And that’s another component of my altered calculus: Given the present paucity of available theatres — which is a negative byproduct of the positive trend of SO many shows running for SO long — I just can’t support such mediocrity hogging two of the finite number of Broadway theatres desperately in demand right now. The more Broadway thrives financially, the more producers will want to shepherd new enterprises to the Great White Way, which unfortunately has fewer and fewer vacancies.
And if you throw the rote “BUT AT LEAST THEY’RE BRINGING FRESH FACES TO BROADWAY!!!” argument at me, think twice about the sort of introduction they provide. Let’s just say they don’t necessary put Broadway’s best foot forward.

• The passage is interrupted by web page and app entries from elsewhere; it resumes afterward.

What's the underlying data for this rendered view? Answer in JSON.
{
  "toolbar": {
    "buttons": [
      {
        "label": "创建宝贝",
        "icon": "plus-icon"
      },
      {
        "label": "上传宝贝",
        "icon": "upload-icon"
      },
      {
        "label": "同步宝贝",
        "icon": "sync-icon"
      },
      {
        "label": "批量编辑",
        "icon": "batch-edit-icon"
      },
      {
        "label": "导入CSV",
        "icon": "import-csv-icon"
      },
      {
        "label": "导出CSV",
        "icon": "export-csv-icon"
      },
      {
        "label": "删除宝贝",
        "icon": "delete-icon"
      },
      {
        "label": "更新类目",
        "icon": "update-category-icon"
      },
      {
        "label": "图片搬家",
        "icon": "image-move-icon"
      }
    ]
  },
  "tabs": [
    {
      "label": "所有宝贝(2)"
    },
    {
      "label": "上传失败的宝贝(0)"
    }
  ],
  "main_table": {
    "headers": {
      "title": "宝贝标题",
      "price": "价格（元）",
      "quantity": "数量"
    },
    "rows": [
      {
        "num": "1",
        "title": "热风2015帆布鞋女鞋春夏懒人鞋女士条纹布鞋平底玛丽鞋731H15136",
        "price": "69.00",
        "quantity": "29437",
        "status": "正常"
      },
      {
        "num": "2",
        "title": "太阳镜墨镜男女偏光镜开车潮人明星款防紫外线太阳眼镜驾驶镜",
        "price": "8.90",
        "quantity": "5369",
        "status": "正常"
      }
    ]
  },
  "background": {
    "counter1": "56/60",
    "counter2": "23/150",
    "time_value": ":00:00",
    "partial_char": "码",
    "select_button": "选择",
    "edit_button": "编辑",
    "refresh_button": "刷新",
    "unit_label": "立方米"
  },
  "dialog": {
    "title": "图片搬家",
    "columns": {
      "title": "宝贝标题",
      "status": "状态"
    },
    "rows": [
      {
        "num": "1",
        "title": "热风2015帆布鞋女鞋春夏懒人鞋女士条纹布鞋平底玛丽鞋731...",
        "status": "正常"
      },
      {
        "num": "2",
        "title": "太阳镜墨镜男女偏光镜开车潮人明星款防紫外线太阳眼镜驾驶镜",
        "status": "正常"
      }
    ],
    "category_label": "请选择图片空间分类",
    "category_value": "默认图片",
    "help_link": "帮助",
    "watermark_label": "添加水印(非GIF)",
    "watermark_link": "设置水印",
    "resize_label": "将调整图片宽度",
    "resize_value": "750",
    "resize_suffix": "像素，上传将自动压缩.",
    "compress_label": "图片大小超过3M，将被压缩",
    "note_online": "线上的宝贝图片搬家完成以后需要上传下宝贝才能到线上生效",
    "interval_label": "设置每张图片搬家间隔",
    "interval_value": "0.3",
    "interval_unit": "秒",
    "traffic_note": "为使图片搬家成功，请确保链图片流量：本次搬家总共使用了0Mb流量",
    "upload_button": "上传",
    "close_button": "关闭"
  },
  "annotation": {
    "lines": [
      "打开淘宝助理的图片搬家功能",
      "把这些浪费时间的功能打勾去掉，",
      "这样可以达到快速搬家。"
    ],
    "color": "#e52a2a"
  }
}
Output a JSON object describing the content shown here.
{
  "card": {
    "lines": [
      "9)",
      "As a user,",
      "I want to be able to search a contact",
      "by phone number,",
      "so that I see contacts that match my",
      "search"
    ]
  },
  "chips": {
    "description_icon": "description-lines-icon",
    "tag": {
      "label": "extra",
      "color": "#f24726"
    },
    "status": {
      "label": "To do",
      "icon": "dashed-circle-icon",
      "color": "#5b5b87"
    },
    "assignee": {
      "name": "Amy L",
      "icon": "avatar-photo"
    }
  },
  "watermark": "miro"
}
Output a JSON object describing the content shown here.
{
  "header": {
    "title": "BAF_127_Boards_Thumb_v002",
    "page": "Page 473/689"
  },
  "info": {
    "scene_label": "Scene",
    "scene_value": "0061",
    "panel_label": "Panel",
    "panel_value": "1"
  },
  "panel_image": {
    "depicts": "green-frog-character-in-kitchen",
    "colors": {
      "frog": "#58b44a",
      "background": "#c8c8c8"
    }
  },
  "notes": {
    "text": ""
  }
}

And then there’s this frightening question:
Could The Boy Who Lived become the first property EVER to have a play AND musical running on Broadway AT THE SAME TIME!? A musical adaptation(s) of the original book(s) is by no means out of the realm of possibly in the next decade. And since the notoriously-verbose J.K. Rowling and Co. would obviously want to maximize profits — let me tell you, The Cursed Child‘s bloated story in no way justifies its SIX HOUR runtime. What can, similar to the decision to divide the last movie into two parts: “We can force our hopelessly-devoted fans to see one show for the price of two!” And I do mean forced; no one’s allowed to buy tickets for just one — it’s safe to assume that each book would be translated into (at least) one musical per.
An even more frightening question:
What if, instead of running in repertory at the same theatre like Blah Blah Blah, these new versions decided to take up INDIVIDUAL THEATRES?! It would be up to their owners to say no to the guaranteed gobs of magic money…like that’d ever happen (case in point: Rocktopia, in addition to every other non-theatre piece to grace the boards of late). This glut of Gryffindor could threaten to burst its own bubble…in the same way the cinematic superhero craze already has…wait, nvm.
Speaking of which, legitimate thanks are owed to Julie Taymor and her Spider-Man: Turn off the Dark for scaring away Marvel from Broadway for the foreseeable future (for the record, she remains a genius in my book, and I’d trust her with ANY material. High risk, high reward. The Lion King, literally the most lucrative live entertainment property in the history of humanity, wasn’t a sure thing by any stretch of the imagination, and she stretched hers farther than most could).
Since I’ve been a bit mean to Harry here — A) he can handle it; this has been the definition of punching-up, and B) you ain’t read nothing yet if it ends up seriously contending for Tony Awards — in the name of fair balance, I do want to mention the best part of Potter: After the recent string of magic-meets-theatre extravaganzas, BLAAAAAAAAAAAH takes us one step closer to the realization of my dream of a GOOD play about magic on Broadway, which would work if it understood and even explored how “theatre magic” and “magic magic” play around with so many of the same concepts (as I hopefully sufficiently illustrated here). If only Harry Potter and the Cursed Child didn’t fail at the GOOD part of that equation.
Have you picked up on the fact yet that I’m not a Potterhead?